Remember going to a record store to spend your hard-won allowance on some new vinyl? What about the CD holder you kept in the visor of your car? Some might remember making their iTunes library public, so they could show off their indie taste to the rest of the college dorm. We’re talking the stuff of dodo birds and dinosaurs, here. In fact, the whole notion of purchasing discrete pieces of music is rapidly becoming obsolete… if it hasn’t already. Subscription music streaming apps are now all the rage, and now Apple is joining the ranks of Spotify and Tidal with their newly released Radio app.
Omar Gallaga steps back into the Texas Standard Studio to tell us what’s up with the new app.
“I’m a $10 a month Spotify customer! Once I got use to that format and once I got used to not relying on my own music library and having access to 15 million songs instead of a few thousand, I was pretty much sold… I’ve been a customer ever since,” Gallaga says. “Once you see how much stuff is out there that you don’t own, that you can just play instantly from anywhere, it becomes a pretty big value proposition. Am I going to continue to buy albums for $15 a pop? Or pay $10 a month and get everything?”
Apple Radio launched on Tuesday, and acquired Dr. Dre’s music service, Beats, to help add to their collection. With so many other streaming apps out there, what is Apple bringing to the music market?
“They’re offering a three month free trial to get people into it. Whereas Tidal and some of the other services may offer you a month or free with ads,” Gallaga says. “I think that three months is key. It’s going to give people time to get use to it. To kind of get in the habit of streaming music and get hooked.”
So it’s easy to get in, but what about getting out after the free three months?
“Apple doesn’t make it super easy to opt out of that once you decide to use it,” Gallaga says. “You will get charged $10 a month or $15 for a family account if you don’t specifically tell Apple I don’t want to subscribe every month… but I think a lot of people will forget to do that or they’ll start to like it and say, ‘Eh, I can afford $10 a month.’
How was your Apple Radio experience?
“I downloaded the app and signed up with the desktop version. It’s a little cluttered. It’s trying to combine your library music with the Apple Radio station,” Gallaga says. “It’s trying to feed you stuff it thinks you like. In my case it wasn’t very accurate. It was feeding me albums I don’t really want to listen to. It needs a few more design polishes before it gets there. Spotify, I had the same thing. When I first started using it, it was very overwhelming. There is a bit of a learning curve.”
Is Apple potentially hurting their own iTunes business with this app?

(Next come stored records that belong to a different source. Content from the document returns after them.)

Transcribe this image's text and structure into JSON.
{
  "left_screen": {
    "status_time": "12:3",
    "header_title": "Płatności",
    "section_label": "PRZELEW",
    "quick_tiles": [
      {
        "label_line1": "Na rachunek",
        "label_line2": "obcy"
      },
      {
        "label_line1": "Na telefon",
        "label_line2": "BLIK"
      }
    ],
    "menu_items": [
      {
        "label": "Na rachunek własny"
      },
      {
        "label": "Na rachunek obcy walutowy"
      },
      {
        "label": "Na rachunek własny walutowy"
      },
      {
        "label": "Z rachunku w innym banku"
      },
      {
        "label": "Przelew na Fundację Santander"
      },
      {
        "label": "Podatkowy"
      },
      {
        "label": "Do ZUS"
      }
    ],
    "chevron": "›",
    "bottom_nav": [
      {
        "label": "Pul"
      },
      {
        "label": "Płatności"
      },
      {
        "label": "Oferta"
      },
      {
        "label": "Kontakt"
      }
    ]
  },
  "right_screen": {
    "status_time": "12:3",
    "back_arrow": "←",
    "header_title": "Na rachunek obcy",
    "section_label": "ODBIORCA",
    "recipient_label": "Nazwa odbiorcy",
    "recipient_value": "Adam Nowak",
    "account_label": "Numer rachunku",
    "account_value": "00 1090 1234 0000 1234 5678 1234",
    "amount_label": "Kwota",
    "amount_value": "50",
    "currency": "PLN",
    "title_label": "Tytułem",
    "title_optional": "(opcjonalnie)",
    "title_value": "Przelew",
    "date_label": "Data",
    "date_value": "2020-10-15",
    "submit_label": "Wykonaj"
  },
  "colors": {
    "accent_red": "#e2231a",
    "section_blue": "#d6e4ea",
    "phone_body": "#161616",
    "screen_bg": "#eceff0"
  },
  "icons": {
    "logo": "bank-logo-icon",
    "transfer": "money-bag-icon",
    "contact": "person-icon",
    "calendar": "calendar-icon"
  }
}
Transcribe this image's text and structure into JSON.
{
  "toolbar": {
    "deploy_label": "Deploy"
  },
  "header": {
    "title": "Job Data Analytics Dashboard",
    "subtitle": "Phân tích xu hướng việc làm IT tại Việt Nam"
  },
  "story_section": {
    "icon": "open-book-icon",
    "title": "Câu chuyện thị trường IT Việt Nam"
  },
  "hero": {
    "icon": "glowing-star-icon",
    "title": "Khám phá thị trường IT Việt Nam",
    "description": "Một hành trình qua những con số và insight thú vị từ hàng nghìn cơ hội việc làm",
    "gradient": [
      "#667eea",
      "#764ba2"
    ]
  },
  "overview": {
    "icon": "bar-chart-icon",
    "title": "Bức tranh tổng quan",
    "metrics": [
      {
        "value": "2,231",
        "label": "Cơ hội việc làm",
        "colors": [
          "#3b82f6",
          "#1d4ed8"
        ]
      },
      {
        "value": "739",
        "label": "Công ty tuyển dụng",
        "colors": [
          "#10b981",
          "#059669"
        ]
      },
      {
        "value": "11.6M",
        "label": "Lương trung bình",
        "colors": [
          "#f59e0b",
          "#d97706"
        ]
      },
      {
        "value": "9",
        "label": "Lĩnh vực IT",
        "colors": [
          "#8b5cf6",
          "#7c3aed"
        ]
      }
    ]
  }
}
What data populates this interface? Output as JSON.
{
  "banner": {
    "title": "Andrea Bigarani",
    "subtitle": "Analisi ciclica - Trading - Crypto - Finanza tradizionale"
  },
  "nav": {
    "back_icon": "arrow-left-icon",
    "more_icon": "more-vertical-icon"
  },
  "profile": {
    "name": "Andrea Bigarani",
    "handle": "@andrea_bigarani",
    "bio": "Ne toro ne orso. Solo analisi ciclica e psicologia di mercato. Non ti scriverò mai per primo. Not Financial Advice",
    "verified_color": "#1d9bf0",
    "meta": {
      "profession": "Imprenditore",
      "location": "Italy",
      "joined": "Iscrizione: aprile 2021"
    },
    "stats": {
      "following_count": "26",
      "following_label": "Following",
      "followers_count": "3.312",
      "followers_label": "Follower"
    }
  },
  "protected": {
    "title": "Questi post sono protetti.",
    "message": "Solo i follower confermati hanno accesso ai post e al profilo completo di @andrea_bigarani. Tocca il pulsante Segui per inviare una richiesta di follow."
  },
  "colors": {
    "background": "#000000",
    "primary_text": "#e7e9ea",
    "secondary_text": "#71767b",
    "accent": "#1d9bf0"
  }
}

“I think Apple sees the writing on the wall. We’re already starting to see a shift in that market from people paying and downloading mp3 online music to streaming. That’s already happening; that ground is already shifting beneath Apple,” Gallaga says. “I think they’re just seeing we have to be in that market because that’s where the ears are going.”